#### Task requirements
Write out the data exactly, keeping every line.
[Exercise input — start]
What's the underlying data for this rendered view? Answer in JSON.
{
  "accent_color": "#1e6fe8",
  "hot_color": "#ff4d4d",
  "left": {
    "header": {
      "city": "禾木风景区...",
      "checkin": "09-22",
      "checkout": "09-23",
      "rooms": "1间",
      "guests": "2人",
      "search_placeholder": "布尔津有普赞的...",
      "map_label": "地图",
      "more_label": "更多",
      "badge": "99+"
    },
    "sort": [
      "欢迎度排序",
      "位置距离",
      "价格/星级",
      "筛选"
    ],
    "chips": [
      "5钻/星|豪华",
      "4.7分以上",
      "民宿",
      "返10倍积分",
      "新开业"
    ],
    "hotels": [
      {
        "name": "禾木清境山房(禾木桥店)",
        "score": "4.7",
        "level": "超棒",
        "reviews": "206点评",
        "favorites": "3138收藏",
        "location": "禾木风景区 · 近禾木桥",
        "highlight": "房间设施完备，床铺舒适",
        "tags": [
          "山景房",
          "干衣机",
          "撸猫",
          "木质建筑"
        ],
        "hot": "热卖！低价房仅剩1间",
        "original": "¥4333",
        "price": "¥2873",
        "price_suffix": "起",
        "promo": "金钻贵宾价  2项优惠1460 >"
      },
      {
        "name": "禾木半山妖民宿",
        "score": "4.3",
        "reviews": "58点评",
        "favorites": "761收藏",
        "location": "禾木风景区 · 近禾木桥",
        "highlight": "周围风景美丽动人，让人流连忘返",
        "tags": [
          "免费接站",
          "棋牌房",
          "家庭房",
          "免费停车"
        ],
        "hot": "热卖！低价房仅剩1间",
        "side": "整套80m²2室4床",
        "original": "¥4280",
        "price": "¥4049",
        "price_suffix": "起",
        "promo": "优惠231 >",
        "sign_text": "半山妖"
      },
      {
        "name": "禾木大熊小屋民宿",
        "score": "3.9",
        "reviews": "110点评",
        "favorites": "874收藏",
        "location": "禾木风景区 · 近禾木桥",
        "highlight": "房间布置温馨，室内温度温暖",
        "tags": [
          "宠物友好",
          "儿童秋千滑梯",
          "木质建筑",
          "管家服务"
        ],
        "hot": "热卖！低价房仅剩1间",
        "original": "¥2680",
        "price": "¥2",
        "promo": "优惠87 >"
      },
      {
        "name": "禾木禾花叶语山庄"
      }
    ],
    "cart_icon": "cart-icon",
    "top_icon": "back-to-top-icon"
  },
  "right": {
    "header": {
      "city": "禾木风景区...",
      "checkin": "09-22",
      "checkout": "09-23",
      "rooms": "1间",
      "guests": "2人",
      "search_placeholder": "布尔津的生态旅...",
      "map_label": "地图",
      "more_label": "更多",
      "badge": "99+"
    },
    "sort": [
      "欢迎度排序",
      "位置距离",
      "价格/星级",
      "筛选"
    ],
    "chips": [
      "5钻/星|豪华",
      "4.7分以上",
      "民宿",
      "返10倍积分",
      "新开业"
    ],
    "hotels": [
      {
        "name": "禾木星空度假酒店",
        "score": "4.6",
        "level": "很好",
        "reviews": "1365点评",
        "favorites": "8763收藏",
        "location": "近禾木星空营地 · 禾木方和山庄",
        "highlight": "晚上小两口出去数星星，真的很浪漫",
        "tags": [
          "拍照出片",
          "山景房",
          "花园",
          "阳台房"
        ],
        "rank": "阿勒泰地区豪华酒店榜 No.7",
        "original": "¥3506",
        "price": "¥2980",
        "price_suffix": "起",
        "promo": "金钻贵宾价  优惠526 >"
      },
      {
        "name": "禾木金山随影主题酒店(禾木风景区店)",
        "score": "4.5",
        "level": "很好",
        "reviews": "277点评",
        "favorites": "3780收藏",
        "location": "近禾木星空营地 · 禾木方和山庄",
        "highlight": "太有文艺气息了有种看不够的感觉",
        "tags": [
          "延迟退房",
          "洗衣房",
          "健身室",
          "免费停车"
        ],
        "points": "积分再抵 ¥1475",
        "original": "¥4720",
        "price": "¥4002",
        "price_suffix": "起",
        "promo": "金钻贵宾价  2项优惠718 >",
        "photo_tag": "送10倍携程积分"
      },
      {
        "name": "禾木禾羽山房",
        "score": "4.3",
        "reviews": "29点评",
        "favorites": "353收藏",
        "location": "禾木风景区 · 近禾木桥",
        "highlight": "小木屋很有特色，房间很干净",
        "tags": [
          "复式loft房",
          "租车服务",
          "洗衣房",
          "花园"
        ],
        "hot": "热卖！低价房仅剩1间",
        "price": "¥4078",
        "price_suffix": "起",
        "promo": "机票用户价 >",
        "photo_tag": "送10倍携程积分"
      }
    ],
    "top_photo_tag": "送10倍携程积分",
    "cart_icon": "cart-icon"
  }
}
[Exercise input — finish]
#### Result below
What's the underlying data for this rendered view? Answer in JSON.
{
  "accent_color": "#1e6fe8",
  "hot_color": "#ff4d4d",
  "left": {
    "header": {
      "city": "禾木风景区...",
      "checkin": "09-22",
      "checkout": "09-23",
      "rooms": "1间",
      "guests": "2人",
      "search_placeholder": "布尔津有普赞的...",
      "map_label": "地图",
      "more_label": "更多",
      "badge": "99+"
    },
    "sort": [
      "欢迎度排序",
      "位置距离",
      "价格/星级",
      "筛选"
    ],
    "chips": [
      "5钻/星|豪华",
      "4.7分以上",
      "民宿",
      "返10倍积分",
      "新开业"
    ],
    "hotels": [
      {
        "name": "禾木清境山房(禾木桥店)",
        "score": "4.7",
        "level": "超棒",
        "reviews": "206点评",
        "favorites": "3138收藏",
        "location": "禾木风景区 · 近禾木桥",
        "highlight": "房间设施完备，床铺舒适",
        "tags": [
          "山景房",
          "干衣机",
          "撸猫",
          "木质建筑"
        ],
        "hot": "热卖！低价房仅剩1间",
        "original": "¥4333",
        "price": "¥2873",
        "price_suffix": "起",
        "promo": "金钻贵宾价  2项优惠1460 >"
      },
      {
        "name": "禾木半山妖民宿",
        "score": "4.3",
        "reviews": "58点评",
        "favorites": "761收藏",
        "location": "禾木风景区 · 近禾木桥",
        "highlight": "周围风景美丽动人，让人流连忘返",
        "tags": [
          "免费接站",
          "棋牌房",
          "家庭房",
          "免费停车"
        ],
        "hot": "热卖！低价房仅剩1间",
        "side": "整套80m²2室4床",
        "original": "¥4280",
        "price": "¥4049",
        "price_suffix": "起",
        "promo": "优惠231 >",
        "sign_text": "半山妖"
      },
      {
        "name": "禾木大熊小屋民宿",
        "score": "3.9",
        "reviews": "110点评",
        "favorites": "874收藏",
        "location": "禾木风景区 · 近禾木桥",
        "highlight": "房间布置温馨，室内温度温暖",
        "tags": [
          "宠物友好",
          "儿童秋千滑梯",
          "木质建筑",
          "管家服务"
        ],
        "hot": "热卖！低价房仅剩1间",
        "original": "¥2680",
        "price": "¥2",
        "promo": "优惠87 >"
      },
      {
        "name": "禾木禾花叶语山庄"
      }
    ],
    "cart_icon": "cart-icon",
    "top_icon": "back-to-top-icon"
  },
  "right": {
    "header": {
      "city": "禾木风景区...",
      "checkin": "09-22",
      "checkout": "09-23",
      "rooms": "1间",
      "guests": "2人",
      "search_placeholder": "布尔津的生态旅...",
      "map_label": "地图",
      "more_label": "更多",
      "badge": "99+"
    },
    "sort": [
      "欢迎度排序",
      "位置距离",
      "价格/星级",
      "筛选"
    ],
    "chips": [
      "5钻/星|豪华",
      "4.7分以上",
      "民宿",
      "返10倍积分",
      "新开业"
    ],
    "hotels": [
      {
        "name": "禾木星空度假酒店",
        "score": "4.6",
        "level": "很好",
        "reviews": "1365点评",
        "favorites": "8763收藏",
        "location": "近禾木星空营地 · 禾木方和山庄",
        "highlight": "晚上小两口出去数星星，真的很浪漫",
        "tags": [
          "拍照出片",
          "山景房",
          "花园",
          "阳台房"
        ],
        "rank": "阿勒泰地区豪华酒店榜 No.7",
        "original": "¥3506",
        "price": "¥2980",
        "price_suffix": "起",
        "promo": "金钻贵宾价  优惠526 >"
      },
      {
        "name": "禾木金山随影主题酒店(禾木风景区店)",
        "score": "4.5",
        "level": "很好",
        "reviews": "277点评",
        "favorites": "3780收藏",
        "location": "近禾木星空营地 · 禾木方和山庄",
        "highlight": "太有文艺气息了有种看不够的感觉",
        "tags": [
          "延迟退房",
          "洗衣房",
          "健身室",
          "免费停车"
        ],
        "points": "积分再抵 ¥1475",
        "original": "¥4720",
        "price": "¥4002",
        "price_suffix": "起",
        "promo": "金钻贵宾价  2项优惠718 >",
        "photo_tag": "送10倍携程积分"
      },
      {
        "name": "禾木禾羽山房",
        "score": "4.3",
        "reviews": "29点评",
        "favorites": "353收藏",
        "location": "禾木风景区 · 近禾木桥",
        "highlight": "小木屋很有特色，房间很干净",
        "tags": [
          "复式loft房",
          "租车服务",
          "洗衣房",
          "花园"
        ],
        "hot": "热卖！低价房仅剩1间",
        "price": "¥4078",
        "price_suffix": "起",
        "promo": "机票用户价 >",
        "photo_tag": "送10倍携程积分"
      }
    ],
    "top_photo_tag": "送10倍携程积分",
    "cart_icon": "cart-icon"
  }
}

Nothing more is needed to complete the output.